Walker & Co. Brands, which has raised $24 million in a Series B round of financing, is working with Target Corp. in the retailer’s push to expand its multiculture personal-care offerings.
Tristan Walker, Walker & Co. Brands’ founder and chief executive officer, said the distribution deal with Target is for its single-edge Bevel razor and shaving product line, a system targeting the men’s grooming category. The products will be available at select stores in the U.S. and on target.com beginning in 2016.
Target has been looking to expand product offerings in the multicultural category. Walker called the market “significant,” noting that there are still not enough products catering to the audience. He explained that “people of color” tend to spend big on beauty and personal care products.
Walker said his firm is working on a razor and complementary product line for women. The company hasn’t yet determined whether the two lines need to be different or if it’s just a matter of tweaking the existing line for men. The company is also working on a few product lines, with at least one that is expected to become available in 2016, for women. There’s also the possibility of a second brand that will be available for women as well. Walker declined to provide details about any of its brands in development for women.
Helping the company boost its research and development initiatives is the $24 million it raised. The round was led by Institutional Venture Partners, a venture capital firm. Also participating in the round are Andreessen Horowitz; Upfront Ventures; Daher Capital; Collaborative Fund; Google Ventures; Felicis Ventures and Melo7 Tech Partners. Individual investors include Earvin “Magic” Johnson; John Legend; Ron Johnson, as well as both the ceo and president of the San Francisco 49ers, Jed York and Paraag Marathe, respectively, among others. The previous raise was $9.3 million in June 2014, giving the company an aggregate raise of $33.3 million.
Walker said a “good portion” of its Series A raise is still in the bank, but it elected to do the Series B so it could get “a little more aggressive” on the research and development front.
The current Bevel shaving system, until the Target deal, was sold only on the company Web site. Consumers from 15 countries routinely order the system and use a forwarding service to receive the order, Walker said. The ceo said that for the women’s lines that are planned, they too will first be sold on the company site. There are no current plans to have them be available at Target, although that option could be a possibility depending on how the Bevel line is received by consumers.

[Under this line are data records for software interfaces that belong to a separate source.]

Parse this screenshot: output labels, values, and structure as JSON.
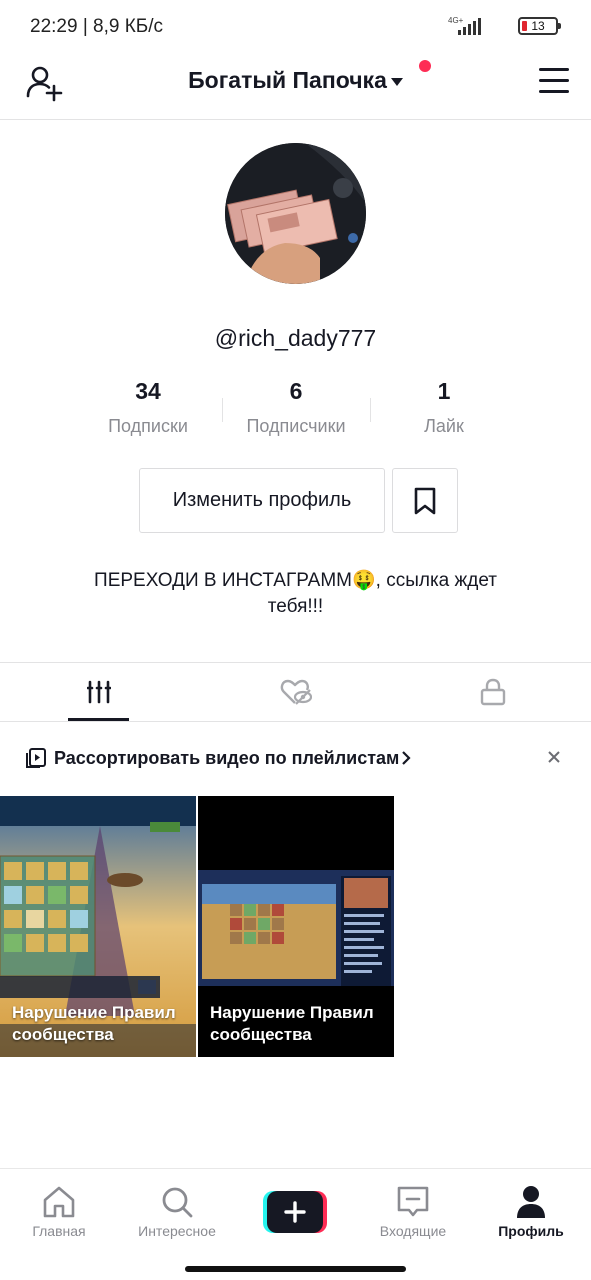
{
  "status_bar": {
    "time": "22:29",
    "speed": "8,9 КБ/с",
    "network": "4G+",
    "battery": "13"
  },
  "header": {
    "title": "Богатый Папочка",
    "notification_color": "#fe2c55"
  },
  "profile": {
    "username": "@rich_dady777",
    "stats": [
      {
        "value": "34",
        "label": "Подписки"
      },
      {
        "value": "6",
        "label": "Подписчики"
      },
      {
        "value": "1",
        "label": "Лайк"
      }
    ],
    "edit_label": "Изменить профиль",
    "bio_line1": "ПЕРЕХОДИ В ИНСТАГРАММ🤑, ссылка ждет",
    "bio_line2": "тебя!!!"
  },
  "tabs": {
    "icons": [
      "videos-grid-icon",
      "liked-hidden-icon",
      "lock-icon"
    ],
    "active_index": 0
  },
  "playlist_banner": {
    "text": "Рассортировать видео по плейлистам"
  },
  "videos": [
    {
      "caption_line1": "Нарушение Правил",
      "caption_line2": "сообщества"
    },
    {
      "caption_line1": "Нарушение Правил",
      "caption_line2": "сообщества"
    }
  ],
  "bottom_nav": {
    "items": [
      {
        "label": "Главная",
        "icon": "home-icon"
      },
      {
        "label": "Интересное",
        "icon": "search-icon"
      },
      {
        "label": "",
        "icon": "create-icon"
      },
      {
        "label": "Входящие",
        "icon": "inbox-icon"
      },
      {
        "label": "Профиль",
        "icon": "profile-icon"
      }
    ],
    "active_index": 4
  },
  "colors": {
    "accent_red": "#fe2c55",
    "accent_cyan": "#25f4ee",
    "text": "#161823",
    "muted": "#8a8b91"
  }
}
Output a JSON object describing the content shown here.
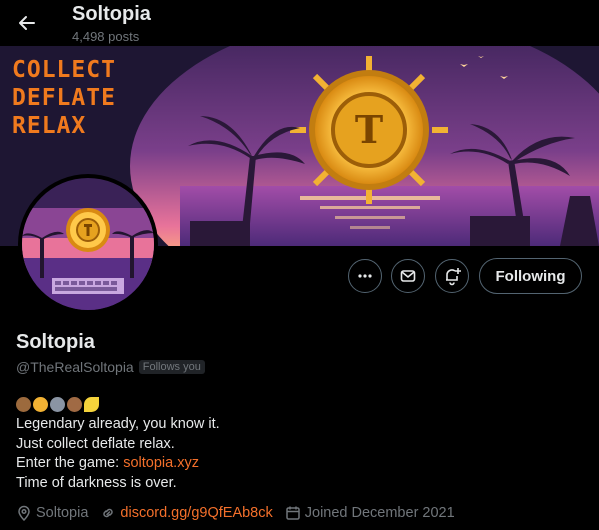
{
  "header": {
    "title": "Soltopia",
    "post_count": "4,498 posts"
  },
  "banner": {
    "lines": [
      "COLLECT",
      "DEFLATE",
      "RELAX"
    ],
    "coin_letter": "T"
  },
  "actions": {
    "following_label": "Following"
  },
  "profile": {
    "name": "Soltopia",
    "handle": "@TheRealSoltopia",
    "follows_you": "Follows you",
    "bio": {
      "line1": "Legendary already, you know it.",
      "line2": "Just collect deflate relax.",
      "line3_prefix": "Enter the game: ",
      "line3_link": "soltopia.xyz",
      "line4": "Time of darkness is over."
    },
    "location": "Soltopia",
    "website": "discord.gg/g9QfEAb8ck",
    "joined": "Joined December 2021"
  },
  "emoji_icons": [
    "bear-icon",
    "cat-icon",
    "wolf-icon",
    "monkey-icon",
    "banana-icon"
  ],
  "colors": {
    "accent_orange": "#f4702b",
    "muted_text": "#71767b",
    "border": "#536471"
  }
}
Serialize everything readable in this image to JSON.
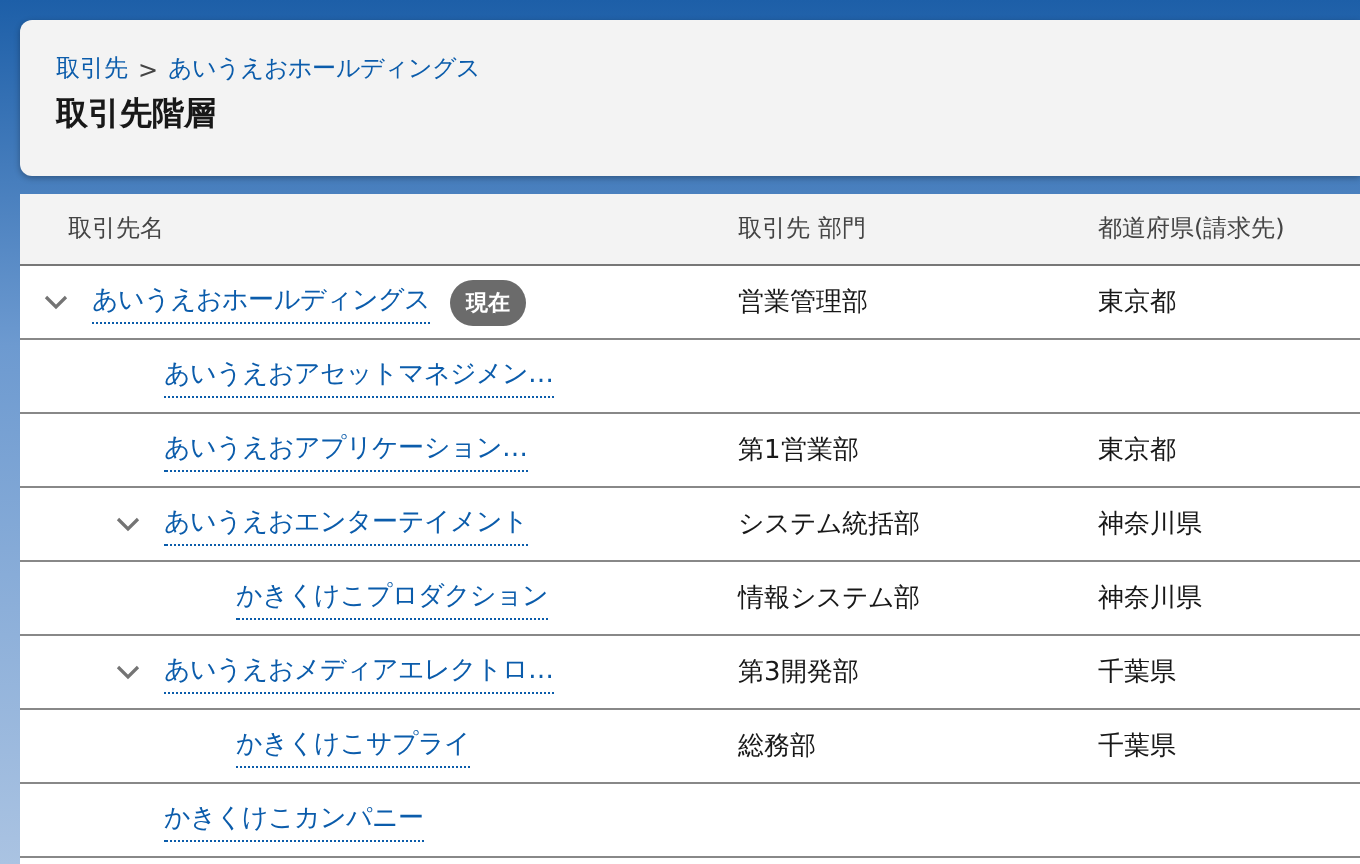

And while the goal of Walker & Co. is reportedly to be the “Black P&G,” Walker said, “Those words never came out of my mouth.” He explained that his goal is to build a company whose legacy is like a Procter & Gamble, a Johnson & Johnson or a Unilever.
Walker said he started the Bevel line based on a problem he’s had with razor bumps. Bevel’s single blade razor is meant for men with coarse and curly hair. Walker said that while the fix may be for a problem that’s led by men of color, the “audience for the product is not 100 percent black.”
As for the new women’s lines slated for next year that are in development, Walker declined to identify the category they’re in, such as skin care, cosmetics or hair care. Instead, Walker shifts the focus to problems that many cultures face, but where “people of color overindex on, such as hyper-pigmentation or a vitamin D deficiency.”
The R&D process for the women’s lines began at the beginning of this year, and feedback from the past three months on initial results now has the company “racing toward an introduction to the market.”
Somesh Dash, general partner at Institutional Ventures Partners, said, “Walker & Co. Brands is doing something that has not been done before — addressing the overlooked and unmet health and beauty needs of consumers of color.”
Earvin “Magic” Johnson, the retired NBA player and ceo of Magic Johnson Enterprises, said, “Magic Johnson Enterprises and Walker & Co. Brands share the same mission of making a positive impact on multicultural communities. African-Americans want quality products that meet our unique needs and we overindex in spending when it comes to consumer goods.”